Heterogeneous Environmental and Grid Benefits from Rooftop Solar and the Costs of Inefficient Siting Decisions
Federal and state policies in the U.S. subsidize electricity generation from 1.4 million rooftop solar arrays because of pollution avoidance benefits and grid congestion relief. Yet because these benefits vary across the U.S. according to solar irradiance, technologies of electricity generators, and grid characteristics, the value of these benefits, and, consequently, the optimal subsidy, are largely unknown. Policy, therefore, is unlikely to have induced efficient solar investments. This paper (1) provides the first systematic, theoretically consistent, and empirically valid estimates of pollution damages avoidable by solar capacity in each U.S. zip code, (2) relates these external benefits to subsidy levels in each U.S. state, and (3) estimates the share of these benefits that spillover to other states. It also measures the energy value of capacity across the U.S. and the value of transmission congestion relief in California. Environmental benefits are shown to vary considerably across the U.S., and to largely spillover to neighboring states. Subsidy levels are essentially uncorrelated with environmental benefits contributing to installed capacity that sacrifices approximately $1 billion per year in environmental benefits.
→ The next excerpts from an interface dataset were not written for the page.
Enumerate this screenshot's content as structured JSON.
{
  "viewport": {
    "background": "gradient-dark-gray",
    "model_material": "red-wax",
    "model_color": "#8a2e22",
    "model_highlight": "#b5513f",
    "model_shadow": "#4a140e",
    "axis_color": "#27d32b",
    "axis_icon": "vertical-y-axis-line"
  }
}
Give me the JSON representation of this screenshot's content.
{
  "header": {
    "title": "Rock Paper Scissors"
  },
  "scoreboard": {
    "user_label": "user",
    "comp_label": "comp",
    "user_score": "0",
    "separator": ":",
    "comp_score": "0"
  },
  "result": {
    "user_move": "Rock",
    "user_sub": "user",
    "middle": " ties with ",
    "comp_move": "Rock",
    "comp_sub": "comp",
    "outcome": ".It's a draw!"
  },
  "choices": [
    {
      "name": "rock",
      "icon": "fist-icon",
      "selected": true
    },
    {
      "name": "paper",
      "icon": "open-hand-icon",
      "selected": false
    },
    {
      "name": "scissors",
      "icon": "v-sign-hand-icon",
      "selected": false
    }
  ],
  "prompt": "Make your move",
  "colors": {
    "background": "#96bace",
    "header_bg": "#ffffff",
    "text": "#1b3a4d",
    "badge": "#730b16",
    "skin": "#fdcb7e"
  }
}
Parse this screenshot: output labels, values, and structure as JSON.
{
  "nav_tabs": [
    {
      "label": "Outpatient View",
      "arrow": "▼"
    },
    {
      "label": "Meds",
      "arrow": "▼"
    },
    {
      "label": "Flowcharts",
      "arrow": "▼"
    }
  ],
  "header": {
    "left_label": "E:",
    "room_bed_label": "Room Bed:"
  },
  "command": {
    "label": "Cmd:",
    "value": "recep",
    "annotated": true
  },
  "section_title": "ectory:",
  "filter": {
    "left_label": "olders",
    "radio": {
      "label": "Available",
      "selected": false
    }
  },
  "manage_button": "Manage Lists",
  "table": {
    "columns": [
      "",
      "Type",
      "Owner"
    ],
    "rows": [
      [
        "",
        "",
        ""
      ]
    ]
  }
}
Energy value is estimated to vary less than environmental benefits, while California rooftop solar is shown to generate no congestion relief.
The authors are grateful to Severin Borenstein and James B. Bushnell for generously providing electricity private marginal cost data used in this paper. The views expressed herein are those of the authors and do not necessarily reflect the views of the National Bureau of Economic Research.